** DATA SHOWN follows **

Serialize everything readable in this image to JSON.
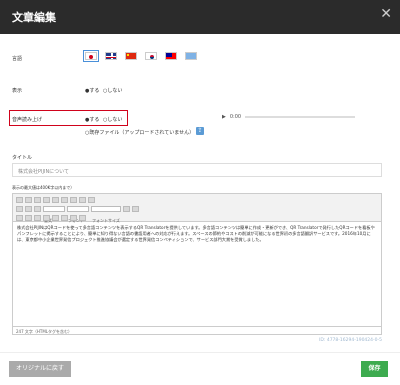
{
  "header": {
    "title": "文章編集",
    "close": "✕"
  },
  "language": {
    "label": "言語"
  },
  "display": {
    "label": "表示",
    "opt_on": "●する",
    "opt_off": "○しない"
  },
  "tts": {
    "label": "音声読み上げ",
    "opt_on": "●する",
    "opt_off": "○しない",
    "file_opt": "○既存ファイル（アップロードされていません）",
    "time": "0:00"
  },
  "title_section": {
    "label": "タイトル",
    "value": "株式会社PIJINについて"
  },
  "body_section": {
    "label": "表示の最大値は400K字以内まで）",
    "toolbar_fonts": [
      "書式",
      "フォント",
      "フォントサイズ"
    ],
    "content": "株式会社PIJINはQRコードを使って多言語コンテンツを表示するQR Translatorを提供しています。多言語コンテンツは簡単に作成・更新ができ、QR Translatorで発行したQRコードを看板やパンフレットに掲示することにより、簡単に知り得ない言語の書語用者への対応が行えます。スペースの節約やコストの削減が可能になる世界初の多言語翻訳サービスです。2016年10月には、東京都中小企業世界発信プロジェクト推進協議会が選定する世界発信コンペティションで、サービス部門大賞を受賞しました。",
    "status": "247 文字（HTMLタグを含む）"
  },
  "doc_id": "ID: 4778-16294-190424-0-5",
  "buttons": {
    "reset": "オリジナルに戻す",
    "save": "保存"
  }
}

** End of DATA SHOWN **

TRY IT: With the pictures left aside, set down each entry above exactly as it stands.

EXERCISE SOLUTION:
Serialize everything readable in this image to JSON.
{
  "header": {
    "title": "文章編集",
    "close": "✕"
  },
  "language": {
    "label": "言語"
  },
  "display": {
    "label": "表示",
    "opt_on": "●する",
    "opt_off": "○しない"
  },
  "tts": {
    "label": "音声読み上げ",
    "opt_on": "●する",
    "opt_off": "○しない",
    "file_opt": "○既存ファイル（アップロードされていません）",
    "time": "0:00"
  },
  "title_section": {
    "label": "タイトル",
    "value": "株式会社PIJINについて"
  },
  "body_section": {
    "label": "表示の最大値は400K字以内まで）",
    "toolbar_fonts": [
      "書式",
      "フォント",
      "フォントサイズ"
    ],
    "content": "株式会社PIJINはQRコードを使って多言語コンテンツを表示するQR Translatorを提供しています。多言語コンテンツは簡単に作成・更新ができ、QR Translatorで発行したQRコードを看板やパンフレットに掲示することにより、簡単に知り得ない言語の書語用者への対応が行えます。スペースの節約やコストの削減が可能になる世界初の多言語翻訳サービスです。2016年10月には、東京都中小企業世界発信プロジェクト推進協議会が選定する世界発信コンペティションで、サービス部門大賞を受賞しました。",
    "status": "247 文字（HTMLタグを含む）"
  },
  "doc_id": "ID: 4778-16294-190424-0-5",
  "buttons": {
    "reset": "オリジナルに戻す",
    "save": "保存"
  }
}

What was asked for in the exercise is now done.